nycjazzrecord.com if you're interested. The last time I saw Mr. Frahm, two summers ago at the Bar Next Door in the West Village, I was studying jazz criticism with Ben Ratliff. Quite a lot has happened since then. I am now living in New York--Long Island City, to be exact--and will start a job in digital journalism in the new year.
Mr. Frahm's new album was recorded live at Smalls, one of my favorite jazz clubs in New York City. I've only been there once--two summers ago, to see the stride pianist Mike Lipskin--but I remember it fondly. I hope to visit the club many more times in my new tenure as a New Yorker.
Here's the first paragraph of my review:
The black and white snapshots arrayed on the inside flap of "Live at Smalls," tenor saxist Joel Frahm’s latest recording, show the members of his quartet in the middle of a thought, with their eyes closed: guitarist Kurt Rosenwinkel is reaching high up for a note on the neck of his hollow body; bassist Joe Martin hugs his instrument in closely, wearing a look of seeming elation; drummer Otis Brown III (unfortunately listed as a pianist) swings coolly on his ride cymbal.
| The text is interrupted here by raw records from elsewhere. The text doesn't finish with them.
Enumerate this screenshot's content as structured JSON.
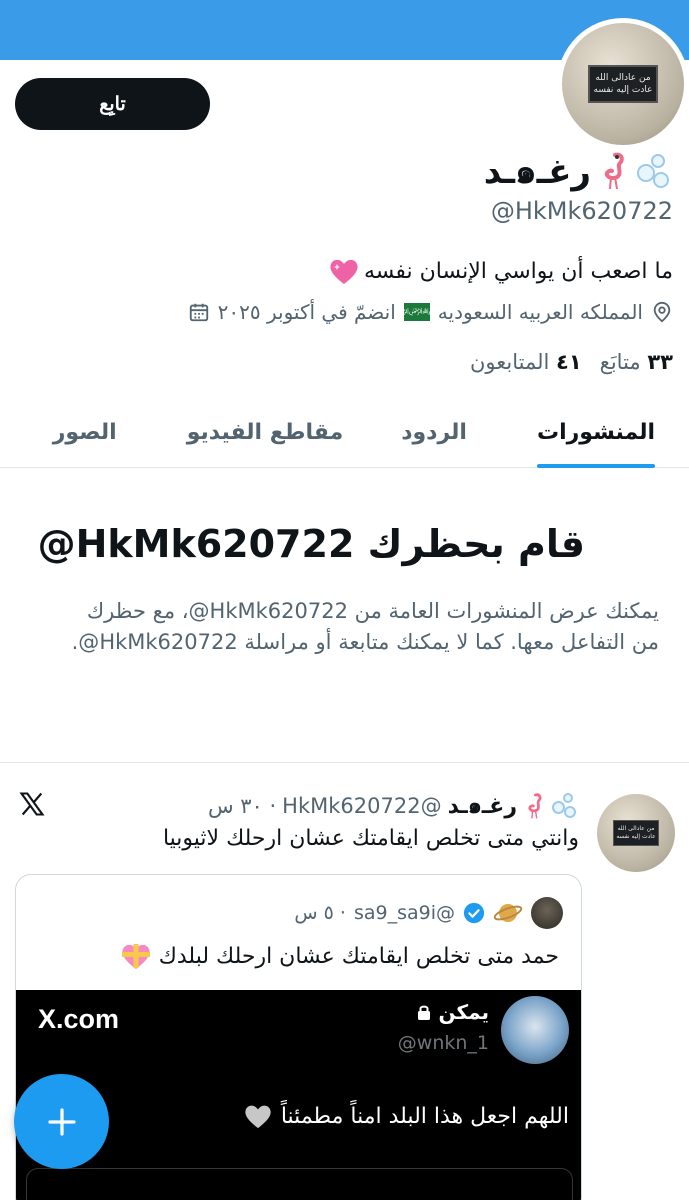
{
  "profile": {
    "follow_label": "تابِع",
    "display_name": "رغـ๑ـد",
    "handle": "@HkMk620722",
    "bio": "ما اصعب أن يواسي الإنسان نفسه",
    "location": "المملكه العربيه السعوديه",
    "joined": "انضمّ في أكتوبر ٢٠٢٥",
    "avatar_sign_line1": "من عادالى الله",
    "avatar_sign_line2": "عادت إليه نفسه",
    "following_count": "٣٣",
    "following_label": "متابَع",
    "followers_count": "٤١",
    "followers_label": "المتابعون"
  },
  "tabs": [
    {
      "label": "المنشورات",
      "active": true
    },
    {
      "label": "الردود",
      "active": false
    },
    {
      "label": "مقاطع الفيديو",
      "active": false
    },
    {
      "label": "الصور",
      "active": false
    }
  ],
  "blocked": {
    "title": "قام بحظرك HkMk620722@",
    "description": "يمكنك عرض المنشورات العامة من HkMk620722@، مع حظرك من التفاعل معها. كما لا يمكنك متابعة أو مراسلة HkMk620722@."
  },
  "post": {
    "author_name": "رغـ๑ـد",
    "author_handle": "@HkMk620722",
    "time": "· ٣٠ س",
    "text": "وانتي متى تخلص ايقامتك عشان ارحلك لاثيوبيا",
    "quote": {
      "handle": "@sa9_sa9i",
      "time": "· ٥ س",
      "text": "حمد متى تخلص ايقامتك عشان ارحلك لبلدك",
      "media": {
        "logo": "X.com",
        "name": "يمكن",
        "handle": "@wnkn_1",
        "text": "اللهم اجعل هذا البلد امناً مطمئناً"
      }
    }
  },
  "colors": {
    "accent": "#1d9bf0",
    "banner": "#3a9ce8",
    "text_primary": "#0f1419",
    "text_secondary": "#536471"
  }
}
Then there’s Frahm, hunching his shoulders in tightly, brow furrowed, drawing the audience in with his focus. You wish you could have seen the show in color, especially at Smalls, that unpretentious basement hangout in the West Village. But this live recording is intimate enough.